INSTRUCTIONS FOR THE TASK: Look through the data below. Pick out the lines holding the string "جاري".

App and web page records
[Start of section]

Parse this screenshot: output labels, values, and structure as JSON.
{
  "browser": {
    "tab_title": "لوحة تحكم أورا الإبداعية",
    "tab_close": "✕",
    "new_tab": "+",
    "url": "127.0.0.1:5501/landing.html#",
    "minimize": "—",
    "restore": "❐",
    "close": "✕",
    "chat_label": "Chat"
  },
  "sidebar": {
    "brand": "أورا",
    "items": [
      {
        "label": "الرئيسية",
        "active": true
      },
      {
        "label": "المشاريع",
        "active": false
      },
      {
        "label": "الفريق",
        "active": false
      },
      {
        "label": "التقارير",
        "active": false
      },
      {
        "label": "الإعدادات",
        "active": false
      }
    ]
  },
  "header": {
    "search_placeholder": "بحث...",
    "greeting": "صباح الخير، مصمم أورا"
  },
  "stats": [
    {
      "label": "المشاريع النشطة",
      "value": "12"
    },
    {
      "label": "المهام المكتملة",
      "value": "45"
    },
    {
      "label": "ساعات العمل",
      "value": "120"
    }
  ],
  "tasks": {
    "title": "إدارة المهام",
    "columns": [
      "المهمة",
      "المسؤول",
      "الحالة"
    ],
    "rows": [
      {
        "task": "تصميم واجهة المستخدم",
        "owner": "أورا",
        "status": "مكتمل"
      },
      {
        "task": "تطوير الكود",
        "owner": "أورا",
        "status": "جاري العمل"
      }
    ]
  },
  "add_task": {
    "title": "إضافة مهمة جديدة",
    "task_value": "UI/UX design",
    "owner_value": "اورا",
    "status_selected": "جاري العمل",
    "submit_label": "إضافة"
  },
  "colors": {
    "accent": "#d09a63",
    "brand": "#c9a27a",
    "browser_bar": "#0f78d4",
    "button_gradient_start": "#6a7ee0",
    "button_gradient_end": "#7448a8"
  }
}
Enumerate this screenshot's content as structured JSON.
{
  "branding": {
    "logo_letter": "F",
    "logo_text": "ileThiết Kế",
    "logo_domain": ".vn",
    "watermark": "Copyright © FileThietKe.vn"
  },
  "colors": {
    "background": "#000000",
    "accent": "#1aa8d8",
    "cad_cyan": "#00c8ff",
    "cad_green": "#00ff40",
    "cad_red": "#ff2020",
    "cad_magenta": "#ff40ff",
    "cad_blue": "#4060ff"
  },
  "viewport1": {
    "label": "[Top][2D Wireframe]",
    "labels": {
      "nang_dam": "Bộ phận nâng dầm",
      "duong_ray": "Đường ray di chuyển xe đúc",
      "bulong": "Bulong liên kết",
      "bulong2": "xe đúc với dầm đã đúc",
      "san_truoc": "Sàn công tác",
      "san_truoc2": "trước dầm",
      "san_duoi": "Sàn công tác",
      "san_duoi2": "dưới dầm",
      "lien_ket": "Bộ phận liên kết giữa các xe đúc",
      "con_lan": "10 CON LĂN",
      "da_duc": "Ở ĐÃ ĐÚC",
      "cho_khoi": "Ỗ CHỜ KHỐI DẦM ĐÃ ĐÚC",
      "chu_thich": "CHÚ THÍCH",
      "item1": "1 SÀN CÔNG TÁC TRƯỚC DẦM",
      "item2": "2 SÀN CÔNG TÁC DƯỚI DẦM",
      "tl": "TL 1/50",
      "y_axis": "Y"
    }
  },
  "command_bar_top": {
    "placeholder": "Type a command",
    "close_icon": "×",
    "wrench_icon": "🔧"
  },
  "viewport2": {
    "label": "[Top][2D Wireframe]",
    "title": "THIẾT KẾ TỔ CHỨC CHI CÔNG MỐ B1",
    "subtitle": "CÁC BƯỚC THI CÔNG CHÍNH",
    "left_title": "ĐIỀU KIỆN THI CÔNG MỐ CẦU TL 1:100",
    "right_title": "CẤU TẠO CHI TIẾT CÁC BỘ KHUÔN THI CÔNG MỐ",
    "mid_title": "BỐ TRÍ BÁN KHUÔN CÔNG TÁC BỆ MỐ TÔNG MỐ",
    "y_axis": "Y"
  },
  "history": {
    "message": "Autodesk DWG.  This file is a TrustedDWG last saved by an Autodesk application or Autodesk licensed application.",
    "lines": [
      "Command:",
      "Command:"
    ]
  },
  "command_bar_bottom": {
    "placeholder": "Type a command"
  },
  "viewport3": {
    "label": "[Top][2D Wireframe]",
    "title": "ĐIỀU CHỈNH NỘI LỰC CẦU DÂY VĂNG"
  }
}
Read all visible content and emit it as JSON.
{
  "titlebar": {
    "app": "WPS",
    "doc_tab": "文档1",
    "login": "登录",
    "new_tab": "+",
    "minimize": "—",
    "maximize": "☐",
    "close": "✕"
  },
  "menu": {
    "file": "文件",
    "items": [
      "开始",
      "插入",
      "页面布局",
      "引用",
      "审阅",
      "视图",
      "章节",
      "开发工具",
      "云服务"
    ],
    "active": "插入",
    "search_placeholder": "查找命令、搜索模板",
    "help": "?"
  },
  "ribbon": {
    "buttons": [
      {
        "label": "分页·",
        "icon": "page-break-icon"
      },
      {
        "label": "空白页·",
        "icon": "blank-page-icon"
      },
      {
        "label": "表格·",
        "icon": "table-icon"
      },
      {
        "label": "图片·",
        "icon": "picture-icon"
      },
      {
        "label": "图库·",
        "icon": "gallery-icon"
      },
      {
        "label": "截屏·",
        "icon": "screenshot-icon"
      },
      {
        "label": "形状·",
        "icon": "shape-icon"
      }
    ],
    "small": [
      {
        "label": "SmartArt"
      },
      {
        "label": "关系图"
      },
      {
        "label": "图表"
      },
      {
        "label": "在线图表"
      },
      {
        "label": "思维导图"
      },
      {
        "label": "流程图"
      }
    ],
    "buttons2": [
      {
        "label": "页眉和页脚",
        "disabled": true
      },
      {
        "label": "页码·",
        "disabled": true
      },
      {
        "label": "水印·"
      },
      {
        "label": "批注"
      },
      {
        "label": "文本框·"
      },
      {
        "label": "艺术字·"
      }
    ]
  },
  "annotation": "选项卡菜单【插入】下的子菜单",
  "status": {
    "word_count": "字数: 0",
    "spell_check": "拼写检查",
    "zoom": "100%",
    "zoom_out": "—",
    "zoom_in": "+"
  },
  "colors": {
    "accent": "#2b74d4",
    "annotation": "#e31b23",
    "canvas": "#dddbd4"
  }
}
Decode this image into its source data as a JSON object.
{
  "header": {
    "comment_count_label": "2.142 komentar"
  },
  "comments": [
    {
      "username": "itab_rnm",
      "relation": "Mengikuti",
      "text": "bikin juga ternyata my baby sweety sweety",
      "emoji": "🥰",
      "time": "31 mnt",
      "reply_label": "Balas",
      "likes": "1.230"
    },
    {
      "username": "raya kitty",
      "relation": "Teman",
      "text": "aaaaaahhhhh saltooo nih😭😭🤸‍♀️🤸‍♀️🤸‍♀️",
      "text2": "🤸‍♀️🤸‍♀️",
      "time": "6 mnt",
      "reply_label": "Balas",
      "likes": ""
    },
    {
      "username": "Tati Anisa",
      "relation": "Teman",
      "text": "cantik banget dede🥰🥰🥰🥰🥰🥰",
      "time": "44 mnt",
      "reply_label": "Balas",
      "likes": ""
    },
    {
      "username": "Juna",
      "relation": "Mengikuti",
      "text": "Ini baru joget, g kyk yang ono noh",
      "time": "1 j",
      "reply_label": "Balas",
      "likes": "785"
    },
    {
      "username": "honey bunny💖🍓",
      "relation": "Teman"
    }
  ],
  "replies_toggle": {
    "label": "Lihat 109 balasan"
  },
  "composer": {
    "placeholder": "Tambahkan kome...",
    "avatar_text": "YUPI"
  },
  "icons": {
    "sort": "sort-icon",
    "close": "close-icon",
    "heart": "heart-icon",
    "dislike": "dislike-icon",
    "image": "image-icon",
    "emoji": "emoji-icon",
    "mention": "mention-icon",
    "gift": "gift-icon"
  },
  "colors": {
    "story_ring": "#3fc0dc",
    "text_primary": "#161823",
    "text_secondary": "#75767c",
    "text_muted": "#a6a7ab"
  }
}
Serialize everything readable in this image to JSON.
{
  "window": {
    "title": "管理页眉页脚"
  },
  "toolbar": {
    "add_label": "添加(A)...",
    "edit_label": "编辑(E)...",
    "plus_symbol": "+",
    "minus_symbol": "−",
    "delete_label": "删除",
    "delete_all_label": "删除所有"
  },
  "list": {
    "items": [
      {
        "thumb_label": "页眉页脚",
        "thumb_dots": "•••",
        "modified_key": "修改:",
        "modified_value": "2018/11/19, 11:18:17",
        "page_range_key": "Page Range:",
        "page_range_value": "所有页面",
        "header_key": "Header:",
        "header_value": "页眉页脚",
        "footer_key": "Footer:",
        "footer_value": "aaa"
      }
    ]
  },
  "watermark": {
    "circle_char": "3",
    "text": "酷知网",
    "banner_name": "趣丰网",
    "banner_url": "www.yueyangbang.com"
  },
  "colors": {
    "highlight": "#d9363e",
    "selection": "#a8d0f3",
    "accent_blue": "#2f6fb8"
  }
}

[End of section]

WRITTEN REPLY:
        "status": "جاري العمل"
    "status_selected": "جاري العمل",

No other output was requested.